(Memphis) Suburban mayors say they are moving forward with plans to open schools by August of 2014.
Of course that depends on the governor signing a state-wide municipal school bill into law.
You could call it a case of deja vu.
Lawmakers in Nashville signing off on a plan letting cities in Shelby County open their own school district.
The difference this time is the bill applies to every county across the state not just Shelby County.
“We would start the ordinance piece as early as our next meeting. So the earliest would be the end of April and the latest would be the first meeting in May that we would have our ordinances ready,” said Bartlett Mayor Keith McDonald.
Mayor McDonald says he expects voters will approve the schools again mid-summer, and school board members couple be elected around September.
Each district would have a full year to hire superintendents and plan for the opening of schools.
As far as how these schools will be paid for is different for each municipality.
McDonald says the tax increases voters approved last year still apply so people won't have to vote on that again unless the suburbs need more money.
Arlington Mayor Mike Wissman says Arlington should be covered because last year they approved a sales tax and property tax hike to fund suburban schools.

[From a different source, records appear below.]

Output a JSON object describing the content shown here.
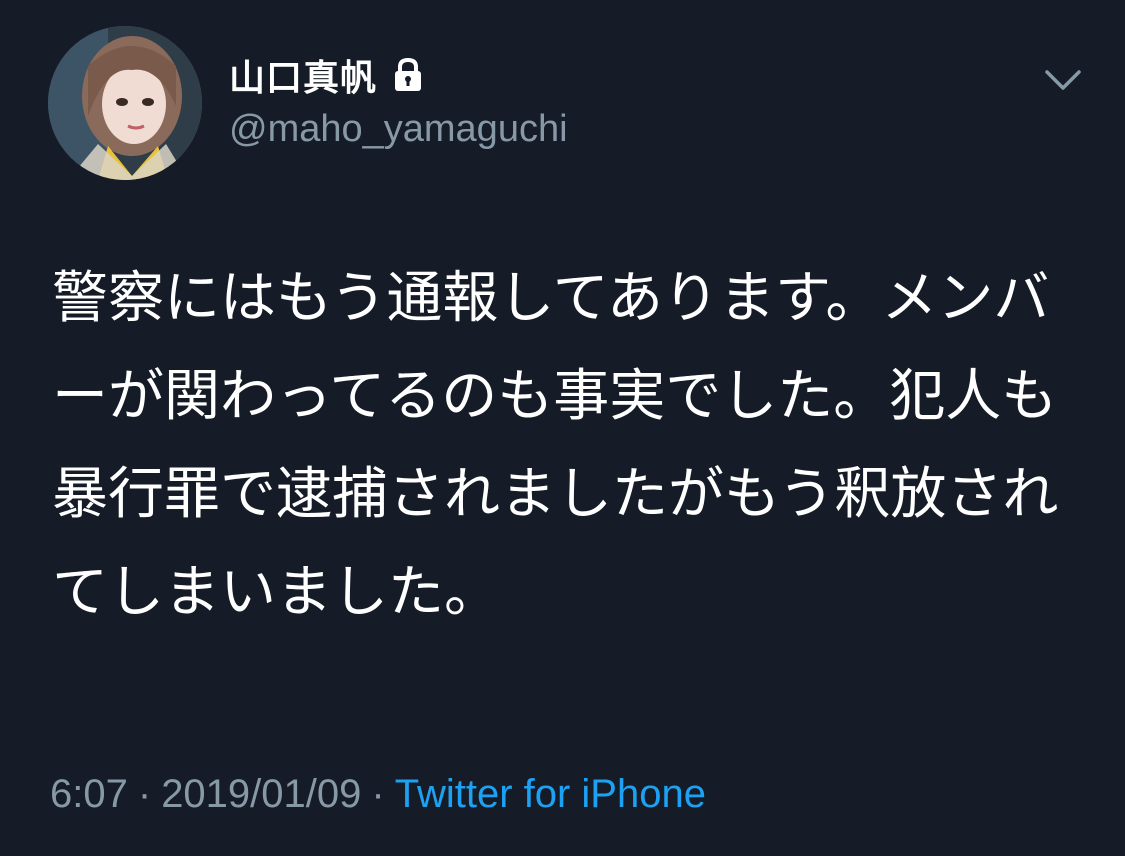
{
  "tweet": {
    "display_name": "山口真帆",
    "handle": "@maho_yamaguchi",
    "text": "警察にはもう通報してあります。メンバーが関わってるのも事実でした。犯人も暴行罪で逮捕されましたがもう釈放されてしまいました。",
    "time": "6:07",
    "separator": "·",
    "date": "2019/01/09",
    "source": "Twitter for iPhone",
    "protected": true
  },
  "icons": {
    "lock": "lock-icon",
    "menu": "chevron-down-icon"
  },
  "colors": {
    "background": "#151c27",
    "text": "#ffffff",
    "muted": "#8899a6",
    "link": "#1da1f2"
  }
}
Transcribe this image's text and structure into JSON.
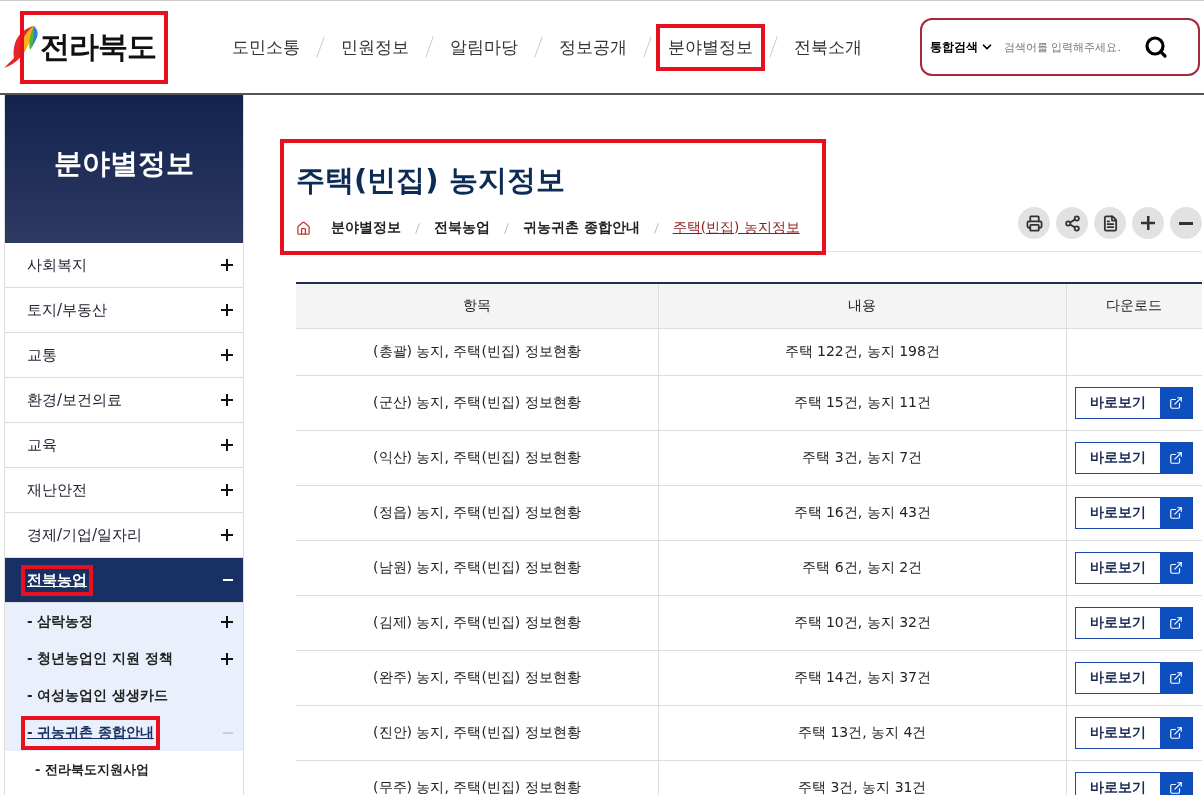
{
  "logo": {
    "text": "전라북도",
    "highlighted": true
  },
  "nav": [
    {
      "label": "도민소통",
      "highlighted": false
    },
    {
      "label": "민원정보",
      "highlighted": false
    },
    {
      "label": "알림마당",
      "highlighted": false
    },
    {
      "label": "정보공개",
      "highlighted": false
    },
    {
      "label": "분야별정보",
      "highlighted": true
    },
    {
      "label": "전북소개",
      "highlighted": false
    }
  ],
  "search": {
    "scope": "통합검색",
    "placeholder": "검색어를 입력해주세요."
  },
  "sidebar": {
    "title": "분야별정보",
    "items": [
      {
        "label": "사회복지",
        "expanded": false,
        "selected": false,
        "highlighted": false
      },
      {
        "label": "토지/부동산",
        "expanded": false,
        "selected": false,
        "highlighted": false
      },
      {
        "label": "교통",
        "expanded": false,
        "selected": false,
        "highlighted": false
      },
      {
        "label": "환경/보건의료",
        "expanded": false,
        "selected": false,
        "highlighted": false
      },
      {
        "label": "교육",
        "expanded": false,
        "selected": false,
        "highlighted": false
      },
      {
        "label": "재난안전",
        "expanded": false,
        "selected": false,
        "highlighted": false
      },
      {
        "label": "경제/기업/일자리",
        "expanded": false,
        "selected": false,
        "highlighted": false
      },
      {
        "label": "전북농업",
        "expanded": true,
        "selected": true,
        "highlighted": true,
        "children": [
          {
            "label": "- 삼락농정",
            "has_children": true,
            "expanded": false,
            "selected": false,
            "highlighted": false
          },
          {
            "label": "- 청년농업인 지원 정책",
            "has_children": true,
            "expanded": false,
            "selected": false,
            "highlighted": false
          },
          {
            "label": "- 여성농업인 생생카드",
            "has_children": false,
            "selected": false,
            "highlighted": false
          },
          {
            "label": "- 귀농귀촌 종합안내",
            "has_children": true,
            "expanded": true,
            "selected": true,
            "highlighted": true,
            "children": [
              {
                "label": "- 전라북도지원사업"
              }
            ]
          }
        ]
      }
    ]
  },
  "page": {
    "title": "주택(빈집) 농지정보",
    "highlighted": true,
    "breadcrumb": [
      {
        "label": "분야별정보",
        "selected": false
      },
      {
        "label": "전북농업",
        "selected": false
      },
      {
        "label": "귀농귀촌 종합안내",
        "selected": false
      },
      {
        "label": "주택(빈집) 농지정보",
        "selected": true
      }
    ]
  },
  "table": {
    "columns": [
      "항목",
      "내용",
      "다운로드"
    ],
    "rows": [
      {
        "item": "(총괄) 농지, 주택(빈집) 정보현황",
        "content": "주택 122건, 농지 198건"
      },
      {
        "item": "(군산) 농지, 주택(빈집) 정보현황",
        "content": "주택 15건, 농지 11건",
        "download": "바로보기"
      },
      {
        "item": "(익산) 농지, 주택(빈집) 정보현황",
        "content": "주택 3건, 농지 7건",
        "download": "바로보기"
      },
      {
        "item": "(정읍) 농지, 주택(빈집) 정보현황",
        "content": "주택 16건, 농지 43건",
        "download": "바로보기"
      },
      {
        "item": "(남원) 농지, 주택(빈집) 정보현황",
        "content": "주택 6건, 농지 2건",
        "download": "바로보기"
      },
      {
        "item": "(김제) 농지, 주택(빈집) 정보현황",
        "content": "주택 10건, 농지 32건",
        "download": "바로보기"
      },
      {
        "item": "(완주) 농지, 주택(빈집) 정보현황",
        "content": "주택 14건, 농지 37건",
        "download": "바로보기"
      },
      {
        "item": "(진안) 농지, 주택(빈집) 정보현황",
        "content": "주택 13건, 농지 4건",
        "download": "바로보기"
      },
      {
        "item": "(무주) 농지, 주택(빈집) 정보현황",
        "content": "주택 3건, 농지 31건",
        "download": "바로보기"
      }
    ]
  }
}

Germantown and Collierville say they do not expect to raise property taxes because of schools.